    They didn't manage to change the 10-character limit on usernames until a few years ago. That limit was because of the 40-character width of the C64 screen, a ',' between each name, 16(?) characters for the room name plus a space, and we wanted N (12? 15?) users in a chat room. The result was that there were 10 characters available for the username.

    The algorithm in AOL for selecting usernames that resulted in JohnQ12345 was also part of the old PlayNet (server) software. Also the default initial passwords for "marketing" accounts (i.e. the free disks) of "word-word" is another thing thought up over lunch at PlayNet that still hasn't changed.

    Many things have been added & changed - but far more than I ever expected remains the same. I figured they'd dropped the ECC protocol ages ago.

    -- Randell Jesup
  • by gweihir ( 88907 ) on Tuesday October 09, 2001 @05:02PM (#2408088)
    Save as WRI, cut of first and last lines in a
    binary capable text editor (e.g. emacs).

    Optionally use "dos2unix" and "fmt -78" on the
    result.

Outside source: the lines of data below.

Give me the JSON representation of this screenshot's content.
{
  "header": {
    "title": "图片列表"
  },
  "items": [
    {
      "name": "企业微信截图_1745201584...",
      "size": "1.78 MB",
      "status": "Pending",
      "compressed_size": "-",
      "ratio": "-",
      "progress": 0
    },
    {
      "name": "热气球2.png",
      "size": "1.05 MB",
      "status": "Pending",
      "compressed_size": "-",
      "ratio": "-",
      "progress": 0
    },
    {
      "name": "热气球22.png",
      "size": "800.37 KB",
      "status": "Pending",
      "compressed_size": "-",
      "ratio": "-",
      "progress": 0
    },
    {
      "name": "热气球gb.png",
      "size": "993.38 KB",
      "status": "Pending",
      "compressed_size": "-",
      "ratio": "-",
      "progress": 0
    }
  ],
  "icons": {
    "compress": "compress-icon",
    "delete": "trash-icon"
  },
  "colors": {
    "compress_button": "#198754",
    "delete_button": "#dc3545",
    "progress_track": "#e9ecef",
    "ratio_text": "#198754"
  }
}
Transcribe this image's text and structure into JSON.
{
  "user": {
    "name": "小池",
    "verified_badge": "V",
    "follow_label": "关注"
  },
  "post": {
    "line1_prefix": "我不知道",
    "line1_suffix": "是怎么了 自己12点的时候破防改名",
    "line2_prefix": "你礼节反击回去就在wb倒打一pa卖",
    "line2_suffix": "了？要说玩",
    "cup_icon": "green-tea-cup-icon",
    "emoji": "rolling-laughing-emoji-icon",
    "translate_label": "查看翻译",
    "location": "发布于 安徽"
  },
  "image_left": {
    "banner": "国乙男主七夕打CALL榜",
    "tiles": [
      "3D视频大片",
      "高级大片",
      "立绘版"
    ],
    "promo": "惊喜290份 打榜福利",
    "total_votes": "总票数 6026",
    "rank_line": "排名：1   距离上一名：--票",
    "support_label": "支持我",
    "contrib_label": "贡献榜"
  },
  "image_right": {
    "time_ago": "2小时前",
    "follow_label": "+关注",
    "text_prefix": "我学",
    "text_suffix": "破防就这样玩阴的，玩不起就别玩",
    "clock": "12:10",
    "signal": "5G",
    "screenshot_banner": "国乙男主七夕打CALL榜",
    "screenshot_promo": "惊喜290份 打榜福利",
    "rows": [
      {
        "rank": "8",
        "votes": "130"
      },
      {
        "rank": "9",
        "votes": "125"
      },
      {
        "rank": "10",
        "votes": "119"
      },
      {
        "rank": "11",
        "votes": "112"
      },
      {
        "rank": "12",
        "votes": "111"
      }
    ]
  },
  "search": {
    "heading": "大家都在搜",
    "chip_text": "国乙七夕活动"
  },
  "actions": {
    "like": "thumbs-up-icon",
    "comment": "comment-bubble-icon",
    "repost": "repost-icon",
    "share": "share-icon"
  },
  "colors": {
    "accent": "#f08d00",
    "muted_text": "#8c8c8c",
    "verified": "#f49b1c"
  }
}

Makes readable ascii.
  • Re:What about mail? (Score:1, Informative)

    by Anonymous Coward on Tuesday October 09, 2001 @05:43PM (#2408322)
    are they filtering non-aol ips? i can't get in
  • by Trepidity ( 597 ) <delirium-slashdo ... g ['kis' in gap]> on Tuesday October 09, 2001 @05:55PM (#2408372)
    Uhh, the ad disabling is built into the AOL client. Go look under preferences. They're only on by default.
  • by llzackll ( 68018 ) on Tuesday October 09, 2001 @06:59PM (#2408616)
    This has all been done years ago. Check out www.pengaol.org [pengaol.org] it's in french, but there is an english version also. PengAOL is under active development. There are a few others that were under development a few years ago, but are no longer around. There is not much as far as an interface to aol areas yet cause would need to interpret FDO script language, but they will allow you to establish an internet connection with your aol account from linux.

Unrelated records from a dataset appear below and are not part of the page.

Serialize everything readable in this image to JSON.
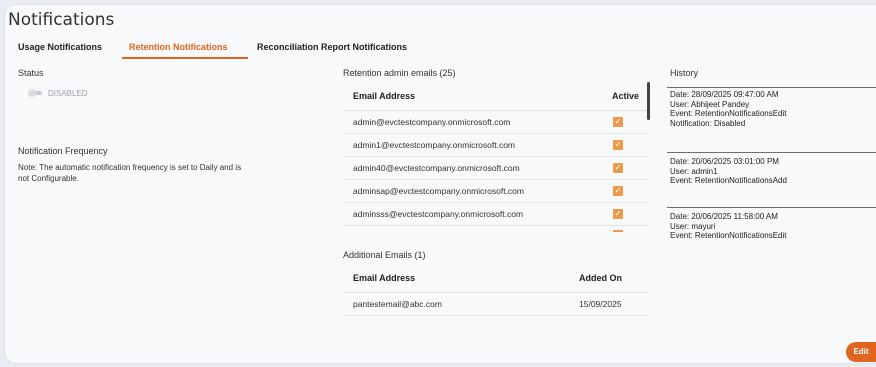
{
  "page": {
    "title": "Notifications"
  },
  "tabs": [
    {
      "label": "Usage Notifications",
      "active": false
    },
    {
      "label": "Retention Notifications",
      "active": true
    },
    {
      "label": "Reconciliation Report Notifications",
      "active": false
    }
  ],
  "status": {
    "label": "Status",
    "toggle_state": "DISABLED"
  },
  "frequency": {
    "heading": "Notification Frequency",
    "note_line1": "Note: The automatic notification frequency is set to Daily and is",
    "note_line2": "not Configurable."
  },
  "retention_admin_emails": {
    "heading": "Retention admin emails (25)",
    "columns": {
      "email": "Email Address",
      "active": "Active"
    },
    "rows": [
      {
        "email": "admin@evctestcompany.onmicrosoft.com",
        "active": true
      },
      {
        "email": "admin1@evctestcompany.onmicrosoft.com",
        "active": true
      },
      {
        "email": "admin40@evctestcompany.onmicrosoft.com",
        "active": true
      },
      {
        "email": "adminsap@evctestcompany.onmicrosoft.com",
        "active": true
      },
      {
        "email": "adminsss@evctestcompany.onmicrosoft.com",
        "active": true
      }
    ]
  },
  "additional_emails": {
    "heading": "Additional Emails (1)",
    "columns": {
      "email": "Email Address",
      "added_on": "Added On"
    },
    "rows": [
      {
        "email": "pantestemail@abc.com",
        "added_on": "15/09/2025"
      }
    ]
  },
  "history": {
    "heading": "History",
    "entries": [
      {
        "date": "Date: 28/09/2025 09:47:00 AM",
        "user": "User: Abhijeet Pandey",
        "event": "Event: RetentionNotificationsEdit",
        "extra": "Notification: Disabled"
      },
      {
        "date": "Date: 20/06/2025 03:01:00 PM",
        "user": "User: admin1",
        "event": "Event: RetentionNotificationsAdd"
      },
      {
        "date": "Date: 20/06/2025 11:58:00 AM",
        "user": "User: mayuri",
        "event": "Event: RetentionNotificationsEdit"
      }
    ]
  },
  "actions": {
    "edit_label": "Edit"
  },
  "colors": {
    "accent": "#e0651e",
    "checkbox": "#ef9a4a"
  }
}
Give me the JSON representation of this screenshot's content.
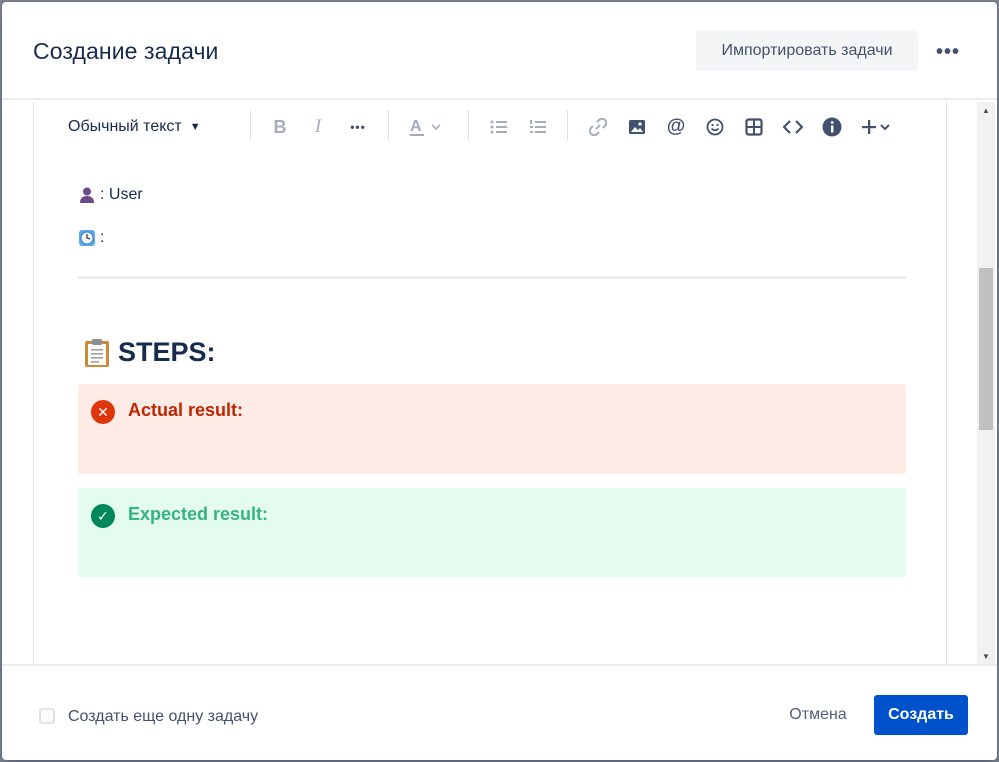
{
  "modal": {
    "title": "Создание задачи",
    "import_label": "Импортировать задачи",
    "more_label": "•••"
  },
  "toolbar": {
    "text_style": "Обычный текст",
    "buttons": [
      {
        "icon": "bold-icon",
        "glyph": "B"
      },
      {
        "icon": "italic-icon",
        "glyph": "I"
      },
      {
        "icon": "more-formatting-icon",
        "glyph": "•••"
      },
      {
        "icon": "text-color-icon",
        "glyph": "A"
      },
      {
        "icon": "bullet-list-icon"
      },
      {
        "icon": "numbered-list-icon"
      },
      {
        "icon": "link-icon"
      },
      {
        "icon": "image-icon"
      },
      {
        "icon": "mention-icon",
        "glyph": "@"
      },
      {
        "icon": "emoji-icon"
      },
      {
        "icon": "table-icon"
      },
      {
        "icon": "code-icon"
      },
      {
        "icon": "info-panel-icon"
      },
      {
        "icon": "insert-more-icon",
        "glyph": "+"
      }
    ]
  },
  "content": {
    "user_line": ": User",
    "clock_line": ":",
    "heading": "STEPS:",
    "actual_result": "Actual result:",
    "expected_result": "Expected result:"
  },
  "footer": {
    "create_another_label": "Создать еще одну задачу",
    "cancel_label": "Отмена",
    "create_label": "Создать"
  },
  "colors": {
    "primary": "#0052cc",
    "error_bg": "#ffebe6",
    "error_text": "#bf2600",
    "success_bg": "#e3fcef",
    "success_text": "#36b37e"
  }
}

    If you want more info from other sites, just use this google search [google.com].

  • by Defector!!! ( 49874 ) <roblisy@gmai[ ]om ['l.c' in gap]> on Tuesday October 09, 2001 @07:47PM (#2408709)
    Yeah, the DCMA specifically makes an exception that allows for reverse engineering. Check here: http://www.loc.gov/copyright/legislation/dmca.pdf
    for some more info and a short (well, 20 pages) summary of the DCMA. Oh, and teh reverse engineering thing is on pg. 4 of that PDF.
  • by Kinetix303 ( 471831 ) on Tuesday October 09, 2001 @09:13PM (#2408918) Homepage
    Obviously unresearched. You can turn off ad receiving in AOL prefs. Don't see why this got modded up to 5.... it's blatantly wrong.

The human mind ordinarily operates at only ten percent of its capacity -- the rest is overhead for the operating system.